For deep understanding of query optimization look at the unit test: http://code.google.com/p/orient/source/browse/trunk/tests/src/test/java/com/orientechnologies/orient/test/database/auto/SQLSelectIndexReuseTest.java

### Right usage of the graph

OrientDB is a graph database. This means that traversing is very efficient. You can use this feature to optimize queries. A common technique is the Pivoting.

### Avoid use of @rid in WHERE conditions (not actual from 1.3 version)

Using @rid in where conditions slow down queries. Much better to use the RecordID as target.
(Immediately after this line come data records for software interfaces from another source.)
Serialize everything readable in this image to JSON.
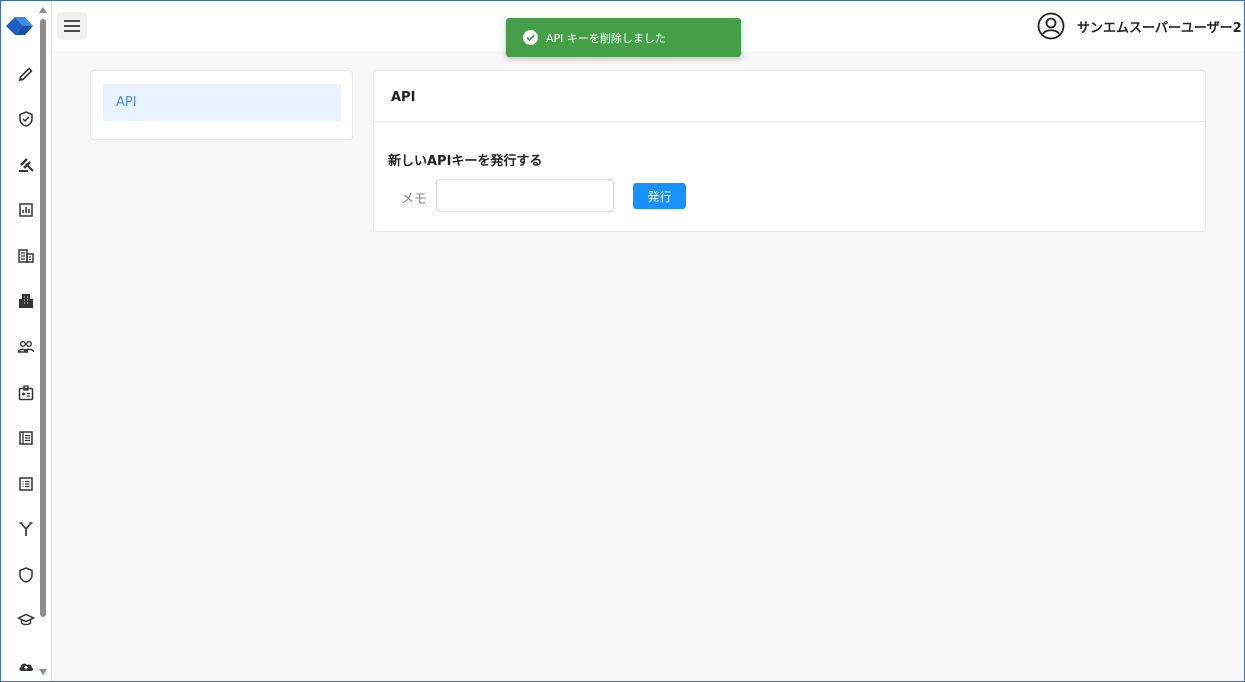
{
  "header": {
    "user_name": "サンエムスーパーユーザー2"
  },
  "toast": {
    "message": "API キーを削除しました",
    "color": "#43a047"
  },
  "sidebar": {
    "icons": [
      "pencil-icon",
      "shield-check-icon",
      "gavel-icon",
      "chart-icon",
      "building-icon",
      "apartment-icon",
      "people-icon",
      "id-badge-icon",
      "contact-book-icon",
      "list-icon",
      "fork-icon",
      "shield-icon",
      "graduation-cap-icon",
      "cloud-upload-icon"
    ]
  },
  "left_panel": {
    "items": [
      {
        "label": "API"
      }
    ]
  },
  "main_panel": {
    "title": "API",
    "section_title": "新しいAPIキーを発行する",
    "memo_label": "メモ",
    "memo_value": "",
    "issue_button": "発行"
  },
  "colors": {
    "accent": "#1890ff",
    "selected_bg": "#e8f3ff",
    "selected_text": "#4a90e2"
  }
}
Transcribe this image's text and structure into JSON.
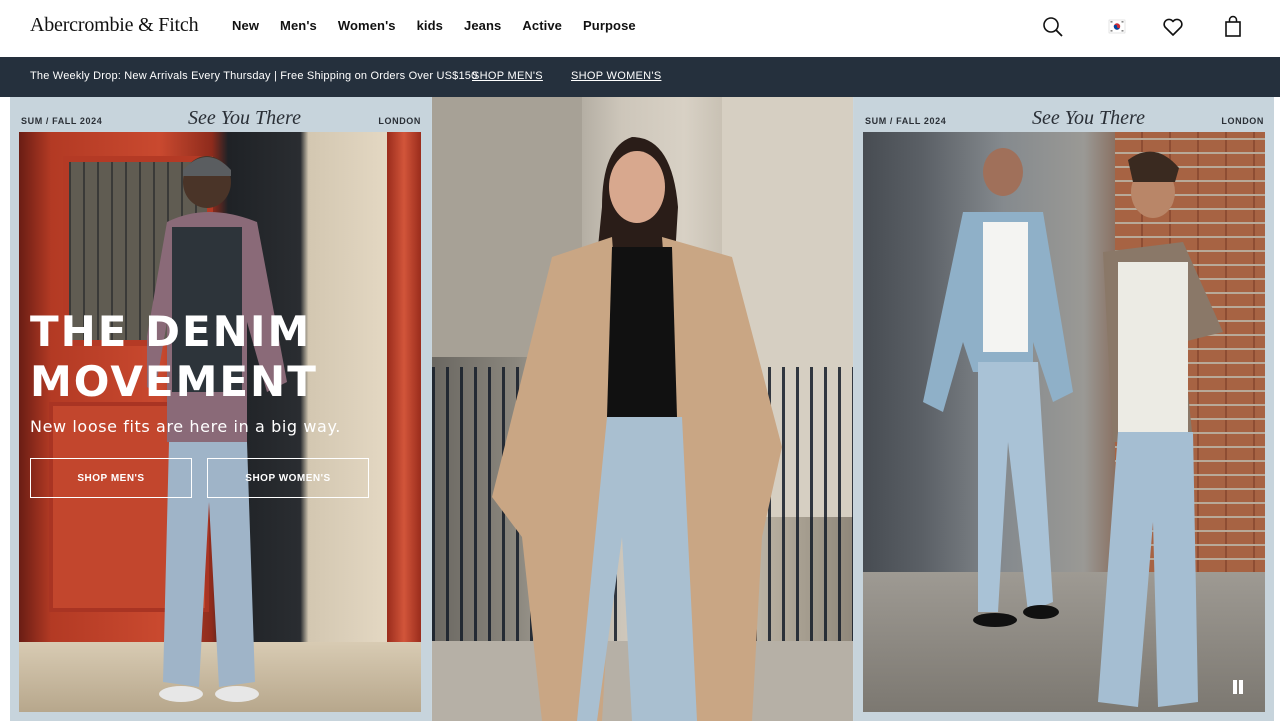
{
  "header": {
    "logo": "Abercrombie & Fitch",
    "nav": [
      "New",
      "Men's",
      "Women's",
      "kids",
      "Jeans",
      "Active",
      "Purpose"
    ],
    "icons": [
      "search-icon",
      "flag-icon",
      "heart-icon",
      "bag-icon"
    ]
  },
  "promo": {
    "text": "The Weekly Drop: New Arrivals Every Thursday | Free Shipping on Orders Over US$150",
    "shop_mens": "SHOP MEN'S",
    "shop_womens": "SHOP WOMEN'S"
  },
  "hero": {
    "left": {
      "season": "SUM / FALL 2024",
      "tagline": "See You There",
      "city": "LONDON"
    },
    "right": {
      "season": "SUM / FALL 2024",
      "tagline": "See You There",
      "city": "LONDON"
    },
    "headline_1": "THE DENIM",
    "headline_2": "MOVEMENT",
    "subhead": "New loose fits are here in a big way.",
    "cta_mens": "SHOP MEN'S",
    "cta_womens": "SHOP WOMEN'S"
  },
  "colors": {
    "promo_bg": "#25303d",
    "hero_frame": "#c9d6de",
    "text_dark": "#111111"
  }
}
Example:

Change this:

SELECT FROM Profile WHERE @rid = #10:44


With this:

SELECT FROM #10:44


Also

SELECT FROM Profile WHERE @rid IN [#10:44, #10:45]


With this:

SELECT FROM [#10:44, #10:45]


## Massive Insertion

### Use the Massive Insert intent

Intents suggest to OrientDB what you're going to do. In this case you're telling to OrientDB that you're executing a massive insertion. OrientDB auto-reconfigure itself to obtain the best performance. When done you can remove the intent just setting it to null.

Example:

db.declareIntent( new OIntentMassiveInsert() );

// YOUR MASSIVE INSERTION

db.declareIntent( null );


### Disable Journal

In case of massive insertion, specially when this operation is made just once, you could disable the journal (WAL) to improve insertion speed:

-storage.useWAL=false


By default WAL (Write Ahead Log) is enabled.

Updates generates "holes" at Storage level because rarely the new record fits perfectly the size of the previous one. Holes are free spaces between data. Holes are recycled but an excessive number of small holes it's the same as having a highly defragmented File System: space is wasted (because small holes can't be easily recycled) and performance degrades when the database growth.

### Oversize

If you know you will update certain type of records, create a class for them and set the Oversize (default is 0) to 2 or more.

By default the OGraphVertex class has an oversize value setted at 2. If you define your own classes set this value at least at 2.

OClass myClass = getMetadata().getSchema().createClass("Car"); myClass.setOverSize(2);

## Wise use of transactions

To obtain real linear performance with OrientDB you should avoid to use Transactions as far as you can. In facts OrientDB keeps in memory all the changes until you flush it with a commit. So the bottleneck is your Heap space and the management of local transaction cache (implemented as a Map).

Transactions slow down massive inserts unless you're using a "remote" connection. In that case it speeds up all the insertion because the client/server communication happens only at commit time.

### Disable Transaction Log

If you need to group operations to speed up remote execution in a logical transaction but renouncing to the Transaction Log, just disable it by setting the property tx.useLog to false.

Via JVM configuration:

java ... -Dtx.useLog=false ...


or via API:

OGlobalConfiguration.TX_USE_LOG.setValue(false);


NOTE: Please note that in case of crash of the JVM the pending transaction OrientDB could not be able to rollback it.

## Keep the database small

The smaller the database you have, the bigger are the number of records you can cache in memory. Furthermore small database means faster seek in filesystem and minor loading time from disk/network. In order to keep your database small follow the following suggestions:

### Keep field names short

OrientDB is schema-less that means field names are stored with the values too. So if you call a field "out" instead of "outVertices" you saves 8 characters, namely 8 bytes per record. Applying this to millions of records allows you to save several Megabytes.